It's been said that a good cattle dog can do the job of three men on horseback. A fully trained Queensland Heeler can take on the largest of cattle. By nipping at the heels, the dog can direct even the most stubborn bovine in the herd to go in the right direction. But the best cattle dogs are able to distinguish which animals need strong guidance, and which only need gentle encouragement.
That being said, it can be difficult and expensive to get your hands on a fully trained red heeler. This leaves you having to start from scratch. Australian Cattle puppies do have some strong herding instincts, but what they don't come with is the obedience to get the job done. And instinct alone can spell disaster for both the herd and the canine.
Be prepared to invest years of training to get a quality farm worker. The learning begins as soon as you bring the little furball home. Master all of the basic dog commands during those first few months before even thinking about letting the dog near your livestock.
Being mentally prepared to train your Australian Cattle Dog really is half the battle. Some things that will help along the way are:
- Knowledge: Talk to farmers and trainers who have successfully trained heelers to do work. Learn the best techniques to teach your dog the skills it will need.
- The Right Dog: Family matters when it comes to workers. Look for a pooch whose parents are active herders themselves.

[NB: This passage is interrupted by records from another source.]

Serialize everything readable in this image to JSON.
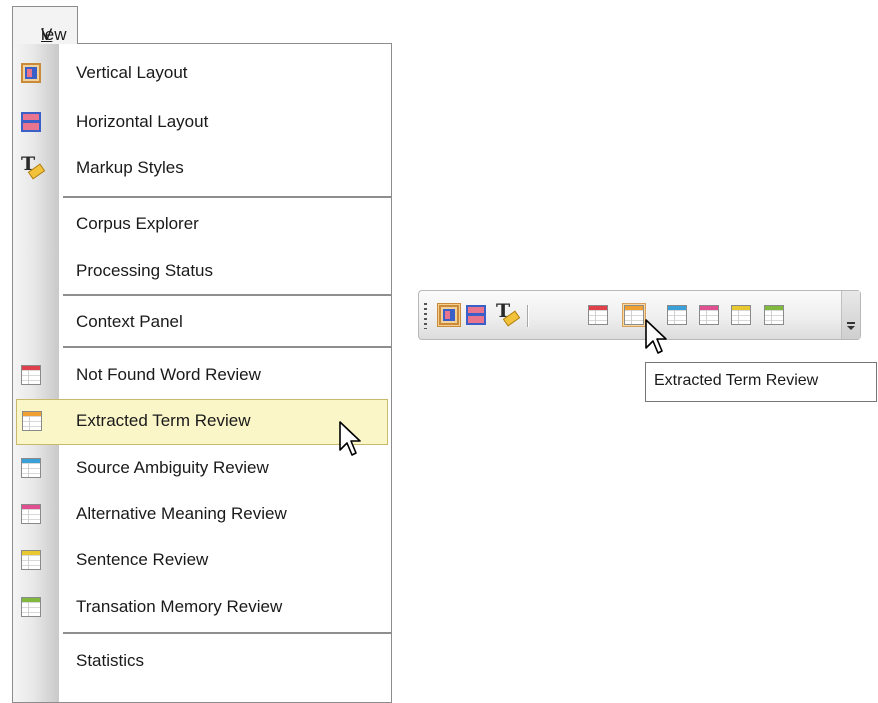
{
  "menu": {
    "title_accel": "V",
    "title_rest": "iew",
    "items": [
      {
        "label": "Vertical Layout",
        "icon": "vertical-layout-icon"
      },
      {
        "label": "Horizontal Layout",
        "icon": "horizontal-layout-icon"
      },
      {
        "label": "Markup Styles",
        "icon": "markup-styles-icon"
      },
      {
        "label": "Corpus Explorer"
      },
      {
        "label": "Processing Status"
      },
      {
        "label": "Context Panel"
      },
      {
        "label": "Not Found Word Review",
        "icon": "table-red-icon"
      },
      {
        "label": "Extracted Term Review",
        "icon": "table-orange-icon",
        "highlighted": true
      },
      {
        "label": "Source Ambiguity Review",
        "icon": "table-blue-icon"
      },
      {
        "label": "Alternative Meaning Review",
        "icon": "table-pink-icon"
      },
      {
        "label": "Sentence Review",
        "icon": "table-yellow-icon"
      },
      {
        "label": "Transation Memory Review",
        "icon": "table-green-icon"
      },
      {
        "label": "Statistics"
      }
    ]
  },
  "toolbar": {
    "buttons": [
      {
        "icon": "vertical-layout-icon",
        "pressed": true
      },
      {
        "icon": "horizontal-layout-icon"
      },
      {
        "icon": "markup-styles-icon"
      },
      {
        "icon": "table-red-icon"
      },
      {
        "icon": "table-orange-icon",
        "hovered": true
      },
      {
        "icon": "table-blue-icon"
      },
      {
        "icon": "table-pink-icon"
      },
      {
        "icon": "table-yellow-icon"
      },
      {
        "icon": "table-green-icon"
      }
    ],
    "tooltip": "Extracted Term Review"
  },
  "colors": {
    "highlight_bg": "#fbf6c8",
    "highlight_border": "#c8b96c",
    "table_red": "#e0404a",
    "table_orange": "#f0a030",
    "table_blue": "#3aa0d8",
    "table_pink": "#e05090",
    "table_yellow": "#e8c830",
    "table_green": "#80b840"
  }
}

- Some Waterfowl: No really! As you'll learn below, ducks can make excellent practice animals for finessing your dog's herding tactics.
While gentle training can work for basic good-dog behavior, training a cattle dog requires what is known as “respect training”. This means that not only are you going to reward good behavior, you're going to have to dish out negative consequences for disobedience. Any discipline should be controlled and must never harm the dog. However, when your pup will be dealing with creatures that can top a ton, obedience is a matter of life and death!

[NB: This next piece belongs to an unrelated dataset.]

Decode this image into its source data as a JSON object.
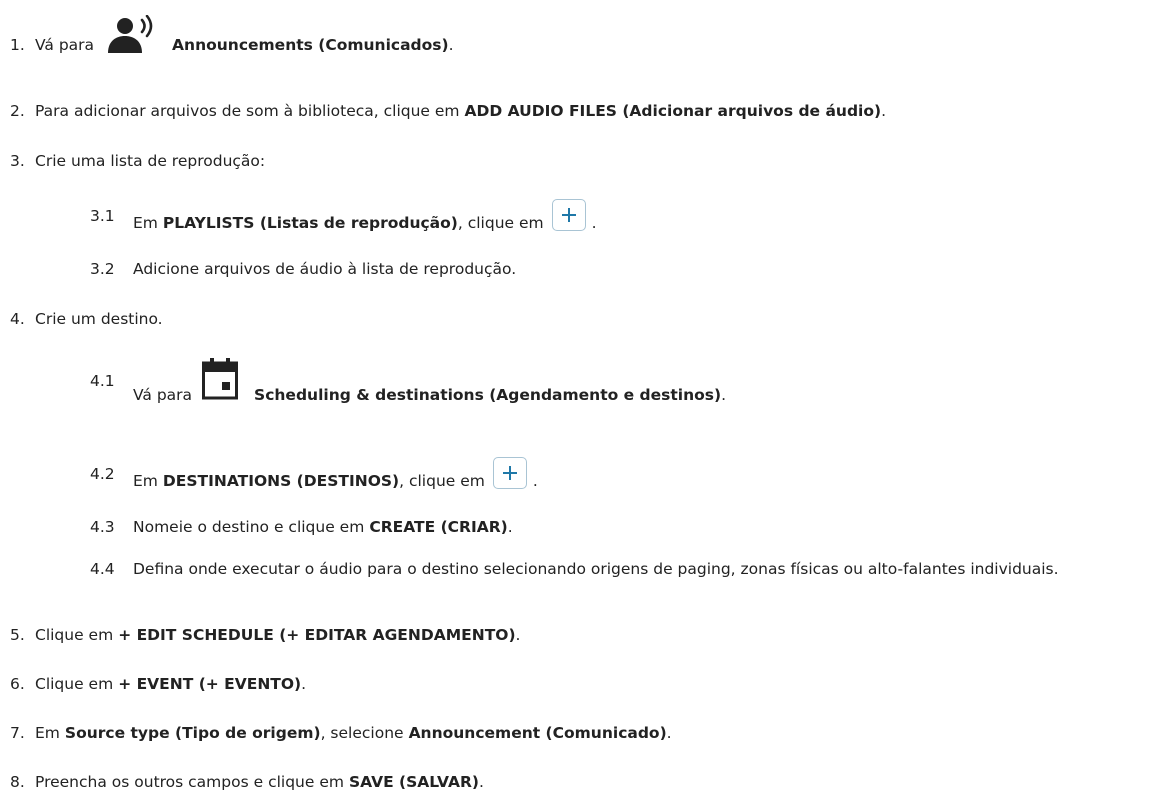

Below are some of the highest revered methods to take your pooch from basic puppy to professional work dog. As you're going through the steps, if your dog isn't quite getting the point, you may have to postpone training for a few weeks so their maturity level can catch up to the task at hand.
The Controlled Exposure Method

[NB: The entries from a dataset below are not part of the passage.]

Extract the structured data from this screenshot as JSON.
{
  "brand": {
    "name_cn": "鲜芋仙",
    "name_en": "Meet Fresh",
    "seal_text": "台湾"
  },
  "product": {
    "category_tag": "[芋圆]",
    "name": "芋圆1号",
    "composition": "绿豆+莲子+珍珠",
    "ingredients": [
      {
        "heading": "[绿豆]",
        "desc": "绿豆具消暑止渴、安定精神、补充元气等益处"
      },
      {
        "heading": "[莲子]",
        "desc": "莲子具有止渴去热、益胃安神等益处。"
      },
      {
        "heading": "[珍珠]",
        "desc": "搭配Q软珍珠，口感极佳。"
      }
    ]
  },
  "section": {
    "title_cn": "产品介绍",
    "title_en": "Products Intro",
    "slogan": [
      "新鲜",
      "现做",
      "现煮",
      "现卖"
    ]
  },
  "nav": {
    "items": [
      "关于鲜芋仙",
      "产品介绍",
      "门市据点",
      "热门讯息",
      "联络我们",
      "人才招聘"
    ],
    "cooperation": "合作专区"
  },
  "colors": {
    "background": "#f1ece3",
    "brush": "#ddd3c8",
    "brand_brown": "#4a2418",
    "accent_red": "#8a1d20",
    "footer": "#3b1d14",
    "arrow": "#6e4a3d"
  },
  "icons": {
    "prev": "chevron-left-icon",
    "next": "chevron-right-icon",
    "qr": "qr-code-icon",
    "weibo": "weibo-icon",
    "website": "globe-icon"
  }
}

Make sure that your cattle dog knows “come” and “lie down” like the back of their paw.
Bring your dog around livestock while you go about your daily chores. Ensure that the pooch does not go into any stalls or enclosed areas.
Use a long rope to let the dog get close to the animals without full freedom. Walk around the whole herd.
Look to see if the dog lowers its tail and naturally walks around the livestock. This shows readiness. Keep training sessions short and watch for signs your pup is getting tired.
The Practice Ducks Method
Work on the commands “come bye”, “walk on” and “away” while your dog is on-leash. This helps them learn the directions you want them to go.
Provide a "herd"
Gather some waterfowl and let them run free in the yard.
Let your pup run loose and try out each command. Make the dog take a break, then get right back out there.
If things are going well, you can try putting your pooch in with a few livestock animals. Let him practice on the mini-herd until he is ready for the real deal.
The Livestock Method
Make sure your pup has his commands down pat.
Choose your herd
Pick out several animals that have been around a herding dog before, but are not much older than a year or two.
Set the stage
Remove corners in your pen or purchase one that is round.
Allow your dog to practice herding on these calm specimens. Call quits on the training session soon as the dog does signs of nervousness, exhaustion or stress.
By Amy Caldwell
Published: 09/20/2017, edited: 01/08/2021